**Your assignment:**
Below are records to repeat exactly; copy them without the pictures.
Records to use section start
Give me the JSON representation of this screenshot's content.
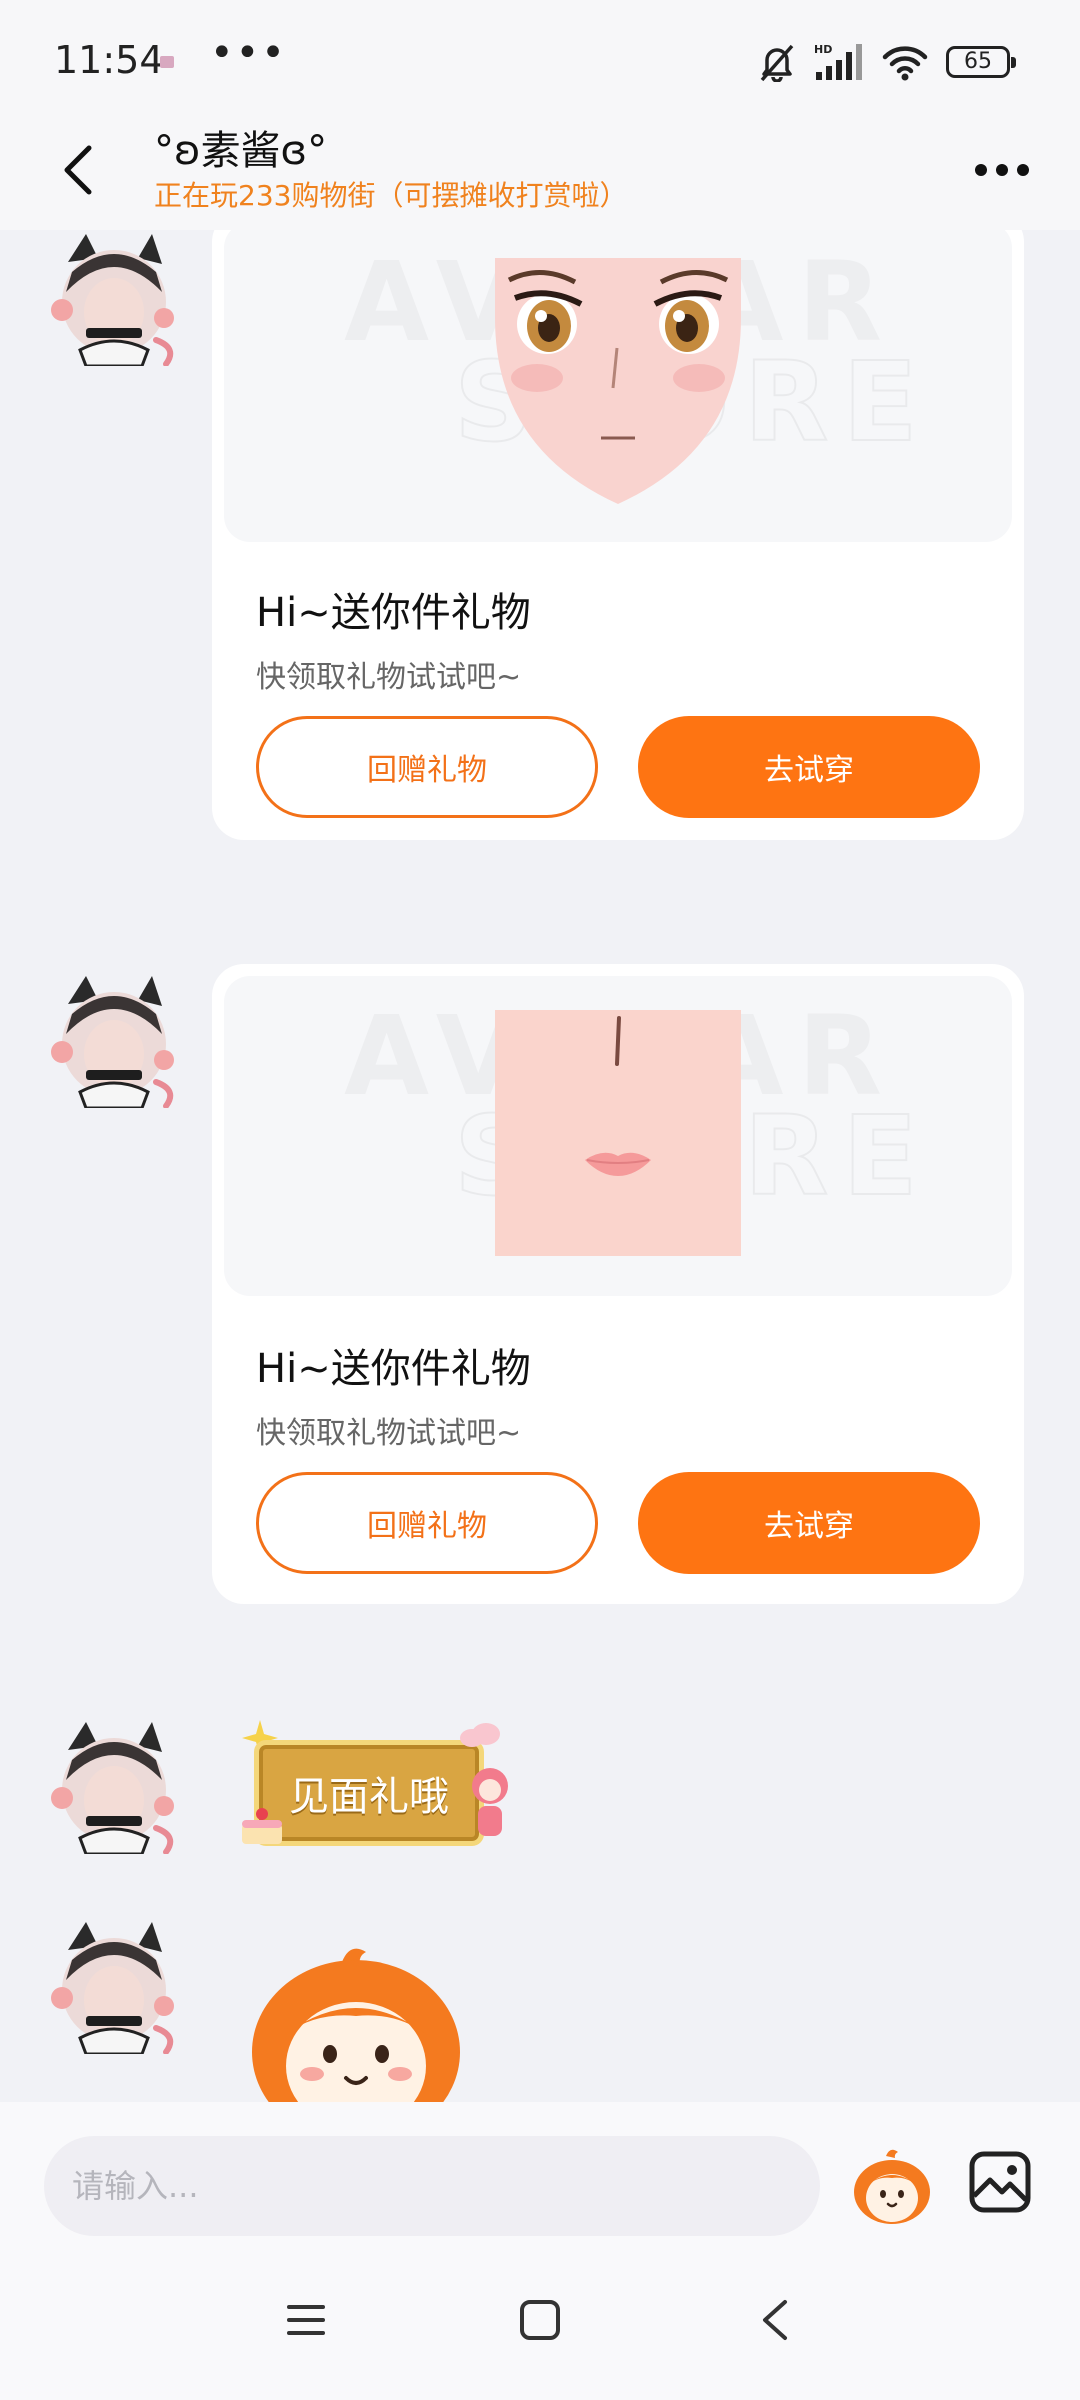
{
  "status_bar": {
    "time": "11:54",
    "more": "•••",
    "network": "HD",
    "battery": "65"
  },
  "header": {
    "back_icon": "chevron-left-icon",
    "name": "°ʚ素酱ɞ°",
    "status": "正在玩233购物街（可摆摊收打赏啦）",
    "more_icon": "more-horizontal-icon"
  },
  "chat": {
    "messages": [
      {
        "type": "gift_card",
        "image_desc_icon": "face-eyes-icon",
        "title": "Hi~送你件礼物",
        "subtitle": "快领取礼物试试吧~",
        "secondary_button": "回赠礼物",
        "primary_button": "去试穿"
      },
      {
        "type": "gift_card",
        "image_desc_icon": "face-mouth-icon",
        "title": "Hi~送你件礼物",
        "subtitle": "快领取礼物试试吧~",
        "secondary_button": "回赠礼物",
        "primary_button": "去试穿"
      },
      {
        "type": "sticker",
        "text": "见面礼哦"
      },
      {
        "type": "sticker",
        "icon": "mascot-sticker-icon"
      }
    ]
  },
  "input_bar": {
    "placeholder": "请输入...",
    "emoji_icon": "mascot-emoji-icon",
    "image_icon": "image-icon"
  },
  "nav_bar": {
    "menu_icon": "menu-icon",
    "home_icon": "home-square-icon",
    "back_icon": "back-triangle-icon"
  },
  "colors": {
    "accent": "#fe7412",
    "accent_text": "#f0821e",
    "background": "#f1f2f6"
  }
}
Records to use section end
**Result:**
Give me the JSON representation of this screenshot's content.
{
  "status_bar": {
    "time": "11:54",
    "more": "•••",
    "network": "HD",
    "battery": "65"
  },
  "header": {
    "back_icon": "chevron-left-icon",
    "name": "°ʚ素酱ɞ°",
    "status": "正在玩233购物街（可摆摊收打赏啦）",
    "more_icon": "more-horizontal-icon"
  },
  "chat": {
    "messages": [
      {
        "type": "gift_card",
        "image_desc_icon": "face-eyes-icon",
        "title": "Hi~送你件礼物",
        "subtitle": "快领取礼物试试吧~",
        "secondary_button": "回赠礼物",
        "primary_button": "去试穿"
      },
      {
        "type": "gift_card",
        "image_desc_icon": "face-mouth-icon",
        "title": "Hi~送你件礼物",
        "subtitle": "快领取礼物试试吧~",
        "secondary_button": "回赠礼物",
        "primary_button": "去试穿"
      },
      {
        "type": "sticker",
        "text": "见面礼哦"
      },
      {
        "type": "sticker",
        "icon": "mascot-sticker-icon"
      }
    ]
  },
  "input_bar": {
    "placeholder": "请输入...",
    "emoji_icon": "mascot-emoji-icon",
    "image_icon": "image-icon"
  },
  "nav_bar": {
    "menu_icon": "menu-icon",
    "home_icon": "home-square-icon",
    "back_icon": "back-triangle-icon"
  },
  "colors": {
    "accent": "#fe7412",
    "accent_text": "#f0821e",
    "background": "#f1f2f6"
  }
}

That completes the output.